Elizabeth, having fallen in love with John Winthrop’s son, her cousin Henry, became pregnant and was hastily married before leaving England!  Henry, a kindred free spirit was not traveling with Elizabeth on the ship Lyon but was under his father’s supervision on the Arabella. Elizabeth learned  upon her arrival in Massachusetts that Henry had drowned in a boating accident upon landing. There would be two more husbands and many children, living and still-born before her story concludes thirty years later.

During a brief period when Winthrop had been ousted as Massachusetts Bay Colony Governor, the community rose up against Elizabeth’s behavior with rumors and  speculation that she and her Indian servant Telaka  were possessed by the devil. The outcry became witchcraft! Banishment from the colony, the final solution in those days short of hanging, saw Elizabeth, her family and Telaka ( whom Elizabeth had rescued from a slave auction) on their way to Greenwich where under Dutch law there was greater respect for individual freedom and religious beliefs. This novel is so wonderfully written and researched  that of course, Telaka, had ended up in Boston only after being kidnapped from her tribe, the Siwanoy Indians who populated the area in and around Greenwich!

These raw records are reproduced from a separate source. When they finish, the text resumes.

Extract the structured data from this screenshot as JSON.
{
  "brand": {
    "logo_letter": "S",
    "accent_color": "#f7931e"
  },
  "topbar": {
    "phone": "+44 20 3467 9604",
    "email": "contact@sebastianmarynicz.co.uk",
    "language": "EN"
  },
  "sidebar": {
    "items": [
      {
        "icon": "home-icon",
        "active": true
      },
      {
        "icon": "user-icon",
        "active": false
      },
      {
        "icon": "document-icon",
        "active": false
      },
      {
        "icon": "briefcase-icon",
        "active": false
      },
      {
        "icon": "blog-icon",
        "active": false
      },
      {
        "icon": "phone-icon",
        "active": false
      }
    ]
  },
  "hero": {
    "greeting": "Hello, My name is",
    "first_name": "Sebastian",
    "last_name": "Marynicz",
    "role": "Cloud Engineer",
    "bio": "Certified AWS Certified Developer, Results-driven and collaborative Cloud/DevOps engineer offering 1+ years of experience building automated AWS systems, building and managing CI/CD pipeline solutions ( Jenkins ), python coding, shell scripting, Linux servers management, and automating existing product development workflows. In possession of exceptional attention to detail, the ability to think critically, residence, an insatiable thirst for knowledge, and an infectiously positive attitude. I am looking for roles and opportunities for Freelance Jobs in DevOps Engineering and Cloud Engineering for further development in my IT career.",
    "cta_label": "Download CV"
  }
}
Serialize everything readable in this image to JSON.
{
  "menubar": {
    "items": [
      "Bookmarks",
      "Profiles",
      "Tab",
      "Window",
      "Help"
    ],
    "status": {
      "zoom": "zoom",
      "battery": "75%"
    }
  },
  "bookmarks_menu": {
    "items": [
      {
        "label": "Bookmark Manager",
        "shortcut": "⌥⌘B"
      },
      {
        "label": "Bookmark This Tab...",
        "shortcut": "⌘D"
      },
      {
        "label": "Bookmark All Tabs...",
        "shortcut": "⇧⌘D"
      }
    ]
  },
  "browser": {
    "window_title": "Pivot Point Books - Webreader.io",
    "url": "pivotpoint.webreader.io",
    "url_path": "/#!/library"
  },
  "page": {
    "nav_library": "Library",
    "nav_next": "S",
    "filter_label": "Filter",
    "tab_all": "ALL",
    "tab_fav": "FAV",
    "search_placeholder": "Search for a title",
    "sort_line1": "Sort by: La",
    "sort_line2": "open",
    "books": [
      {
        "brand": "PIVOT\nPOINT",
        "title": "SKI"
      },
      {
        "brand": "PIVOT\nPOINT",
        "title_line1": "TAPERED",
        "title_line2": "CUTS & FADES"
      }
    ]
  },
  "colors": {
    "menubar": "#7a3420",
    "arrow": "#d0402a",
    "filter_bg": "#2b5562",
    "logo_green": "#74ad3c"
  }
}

A homecoming for Telaka and a new most welcoming home for Elizabeth, her husband and brood?  Not quite that simple!

In the Greenwich chapters you will walk with Elizabeth on the white beaches of  Monakewago ( Tods Point), follow the Mianus River, witness the massacre of over 1000 Siwanoy Indians ( Telaka’s family) in what is today Cos Cob. There will be yet another husband and more “breeding, ”  and another banishment with the loss of thousands of acres of land that today encompass the entire Town of Greenwich.

History is taught in many ways and Seton is deserving of  high praise both as a novelist and historian for Winthrop Women.  Seton wrote Winthrop Women while living in Old Greenwich, Connecticut where she died in 1990 at age 86. She is buried there in Putnam cemetery.

Other highly acclaimed novels by Anya Seton  include, Foxfire ( 1950),  Katherine (1954),  The Mistletoe and the Sword (1956).